[Opening Data to process section]

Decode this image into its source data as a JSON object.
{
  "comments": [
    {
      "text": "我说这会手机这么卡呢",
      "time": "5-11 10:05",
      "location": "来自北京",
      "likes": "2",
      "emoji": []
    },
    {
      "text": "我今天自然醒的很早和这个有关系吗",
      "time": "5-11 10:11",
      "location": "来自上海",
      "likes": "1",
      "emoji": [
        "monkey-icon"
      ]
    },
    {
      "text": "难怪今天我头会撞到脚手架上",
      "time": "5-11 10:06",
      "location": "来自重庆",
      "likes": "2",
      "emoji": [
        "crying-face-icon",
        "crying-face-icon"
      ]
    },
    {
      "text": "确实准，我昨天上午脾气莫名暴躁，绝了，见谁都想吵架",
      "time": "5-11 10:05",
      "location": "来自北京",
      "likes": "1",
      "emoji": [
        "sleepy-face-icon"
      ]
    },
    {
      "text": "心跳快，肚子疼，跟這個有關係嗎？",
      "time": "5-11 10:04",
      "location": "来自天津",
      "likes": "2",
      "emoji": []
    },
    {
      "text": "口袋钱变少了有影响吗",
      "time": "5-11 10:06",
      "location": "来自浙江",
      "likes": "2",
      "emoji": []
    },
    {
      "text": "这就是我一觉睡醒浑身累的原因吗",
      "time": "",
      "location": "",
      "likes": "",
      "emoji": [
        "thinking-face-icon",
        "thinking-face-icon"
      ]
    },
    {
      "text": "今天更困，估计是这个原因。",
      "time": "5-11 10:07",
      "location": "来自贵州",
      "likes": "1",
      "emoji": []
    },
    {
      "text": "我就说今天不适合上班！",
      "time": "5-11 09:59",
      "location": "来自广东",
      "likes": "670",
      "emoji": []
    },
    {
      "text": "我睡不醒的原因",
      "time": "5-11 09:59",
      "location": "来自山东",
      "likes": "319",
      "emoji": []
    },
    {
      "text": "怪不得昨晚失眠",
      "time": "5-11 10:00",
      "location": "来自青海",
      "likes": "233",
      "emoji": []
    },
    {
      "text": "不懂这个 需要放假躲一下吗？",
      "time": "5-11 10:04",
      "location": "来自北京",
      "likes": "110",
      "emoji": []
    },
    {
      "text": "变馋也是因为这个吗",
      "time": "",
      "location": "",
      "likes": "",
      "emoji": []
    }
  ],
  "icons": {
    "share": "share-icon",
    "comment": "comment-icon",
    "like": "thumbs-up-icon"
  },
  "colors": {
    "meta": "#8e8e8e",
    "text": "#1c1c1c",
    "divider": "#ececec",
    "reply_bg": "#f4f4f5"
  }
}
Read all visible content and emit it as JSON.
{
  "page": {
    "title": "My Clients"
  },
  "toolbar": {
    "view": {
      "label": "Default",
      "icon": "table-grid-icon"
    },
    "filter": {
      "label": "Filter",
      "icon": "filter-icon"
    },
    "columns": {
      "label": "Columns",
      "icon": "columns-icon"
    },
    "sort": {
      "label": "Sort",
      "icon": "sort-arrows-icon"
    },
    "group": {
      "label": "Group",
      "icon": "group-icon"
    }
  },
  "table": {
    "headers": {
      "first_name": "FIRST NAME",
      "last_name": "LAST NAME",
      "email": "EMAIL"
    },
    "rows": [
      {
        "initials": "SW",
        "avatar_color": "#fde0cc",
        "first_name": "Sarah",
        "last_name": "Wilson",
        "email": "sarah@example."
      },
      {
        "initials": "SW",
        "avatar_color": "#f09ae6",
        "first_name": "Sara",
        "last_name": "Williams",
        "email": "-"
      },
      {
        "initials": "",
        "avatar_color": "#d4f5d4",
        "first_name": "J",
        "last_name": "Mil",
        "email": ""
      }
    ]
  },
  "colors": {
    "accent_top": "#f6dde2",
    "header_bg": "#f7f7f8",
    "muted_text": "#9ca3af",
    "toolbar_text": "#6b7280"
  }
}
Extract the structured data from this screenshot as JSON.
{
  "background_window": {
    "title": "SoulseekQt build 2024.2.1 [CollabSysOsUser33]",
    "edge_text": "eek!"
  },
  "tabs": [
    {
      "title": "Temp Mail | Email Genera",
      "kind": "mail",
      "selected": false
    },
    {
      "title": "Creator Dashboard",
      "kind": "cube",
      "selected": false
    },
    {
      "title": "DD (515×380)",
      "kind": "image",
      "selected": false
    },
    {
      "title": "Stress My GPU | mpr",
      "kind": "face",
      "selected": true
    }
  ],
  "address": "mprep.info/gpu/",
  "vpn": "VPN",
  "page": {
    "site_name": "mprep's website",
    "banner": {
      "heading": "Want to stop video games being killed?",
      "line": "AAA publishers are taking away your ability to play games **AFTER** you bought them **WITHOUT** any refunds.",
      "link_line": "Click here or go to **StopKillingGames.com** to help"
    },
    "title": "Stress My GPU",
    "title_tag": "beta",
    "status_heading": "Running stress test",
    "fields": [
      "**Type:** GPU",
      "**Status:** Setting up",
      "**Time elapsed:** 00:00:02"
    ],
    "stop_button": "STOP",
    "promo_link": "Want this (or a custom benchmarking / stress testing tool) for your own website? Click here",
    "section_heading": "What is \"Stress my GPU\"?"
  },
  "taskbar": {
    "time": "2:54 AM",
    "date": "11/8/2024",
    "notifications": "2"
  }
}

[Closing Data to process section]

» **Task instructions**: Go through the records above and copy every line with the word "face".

» **Response to the task**:
        "crying-face-icon",
        "crying-face-icon"
        "sleepy-face-icon"
        "thinking-face-icon",
        "thinking-face-icon"
      "kind": "face",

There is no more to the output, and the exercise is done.